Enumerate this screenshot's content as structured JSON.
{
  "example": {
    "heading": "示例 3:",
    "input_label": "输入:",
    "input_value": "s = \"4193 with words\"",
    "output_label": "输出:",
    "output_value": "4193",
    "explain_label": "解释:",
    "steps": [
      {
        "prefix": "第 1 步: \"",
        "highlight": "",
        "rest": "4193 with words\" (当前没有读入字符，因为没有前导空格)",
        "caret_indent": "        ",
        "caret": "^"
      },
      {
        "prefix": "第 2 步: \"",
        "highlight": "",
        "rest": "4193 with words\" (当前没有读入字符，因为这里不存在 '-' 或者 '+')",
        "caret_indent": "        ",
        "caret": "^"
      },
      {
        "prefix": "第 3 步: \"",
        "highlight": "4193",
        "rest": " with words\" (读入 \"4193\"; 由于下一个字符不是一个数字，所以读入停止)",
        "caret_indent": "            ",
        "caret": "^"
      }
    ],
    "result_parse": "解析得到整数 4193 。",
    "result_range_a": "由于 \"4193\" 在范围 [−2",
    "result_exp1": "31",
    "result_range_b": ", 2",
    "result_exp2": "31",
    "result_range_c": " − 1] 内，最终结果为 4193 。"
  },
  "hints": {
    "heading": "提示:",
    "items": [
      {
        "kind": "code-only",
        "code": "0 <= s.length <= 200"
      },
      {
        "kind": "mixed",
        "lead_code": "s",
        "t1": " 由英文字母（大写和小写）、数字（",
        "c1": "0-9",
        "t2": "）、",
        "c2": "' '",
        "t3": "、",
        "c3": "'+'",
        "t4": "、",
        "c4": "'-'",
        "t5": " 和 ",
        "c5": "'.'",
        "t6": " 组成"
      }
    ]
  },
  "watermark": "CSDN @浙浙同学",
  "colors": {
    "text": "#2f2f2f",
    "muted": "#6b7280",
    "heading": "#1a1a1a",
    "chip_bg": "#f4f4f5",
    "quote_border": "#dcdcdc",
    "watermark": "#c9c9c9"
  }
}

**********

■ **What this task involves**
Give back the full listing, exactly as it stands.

■ **Written solution**
Enumerate this screenshot's content as structured JSON.
{
  "example": {
    "heading": "示例 3:",
    "input_label": "输入:",
    "input_value": "s = \"4193 with words\"",
    "output_label": "输出:",
    "output_value": "4193",
    "explain_label": "解释:",
    "steps": [
      {
        "prefix": "第 1 步: \"",
        "highlight": "",
        "rest": "4193 with words\" (当前没有读入字符，因为没有前导空格)",
        "caret_indent": "        ",
        "caret": "^"
      },
      {
        "prefix": "第 2 步: \"",
        "highlight": "",
        "rest": "4193 with words\" (当前没有读入字符，因为这里不存在 '-' 或者 '+')",
        "caret_indent": "        ",
        "caret": "^"
      },
      {
        "prefix": "第 3 步: \"",
        "highlight": "4193",
        "rest": " with words\" (读入 \"4193\"; 由于下一个字符不是一个数字，所以读入停止)",
        "caret_indent": "            ",
        "caret": "^"
      }
    ],
    "result_parse": "解析得到整数 4193 。",
    "result_range_a": "由于 \"4193\" 在范围 [−2",
    "result_exp1": "31",
    "result_range_b": ", 2",
    "result_exp2": "31",
    "result_range_c": " − 1] 内，最终结果为 4193 。"
  },
  "hints": {
    "heading": "提示:",
    "items": [
      {
        "kind": "code-only",
        "code": "0 <= s.length <= 200"
      },
      {
        "kind": "mixed",
        "lead_code": "s",
        "t1": " 由英文字母（大写和小写）、数字（",
        "c1": "0-9",
        "t2": "）、",
        "c2": "' '",
        "t3": "、",
        "c3": "'+'",
        "t4": "、",
        "c4": "'-'",
        "t5": " 和 ",
        "c5": "'.'",
        "t6": " 组成"
      }
    ]
  },
  "watermark": "CSDN @浙浙同学",
  "colors": {
    "text": "#2f2f2f",
    "muted": "#6b7280",
    "heading": "#1a1a1a",
    "chip_bg": "#f4f4f5",
    "quote_border": "#dcdcdc",
    "watermark": "#c9c9c9"
  }
}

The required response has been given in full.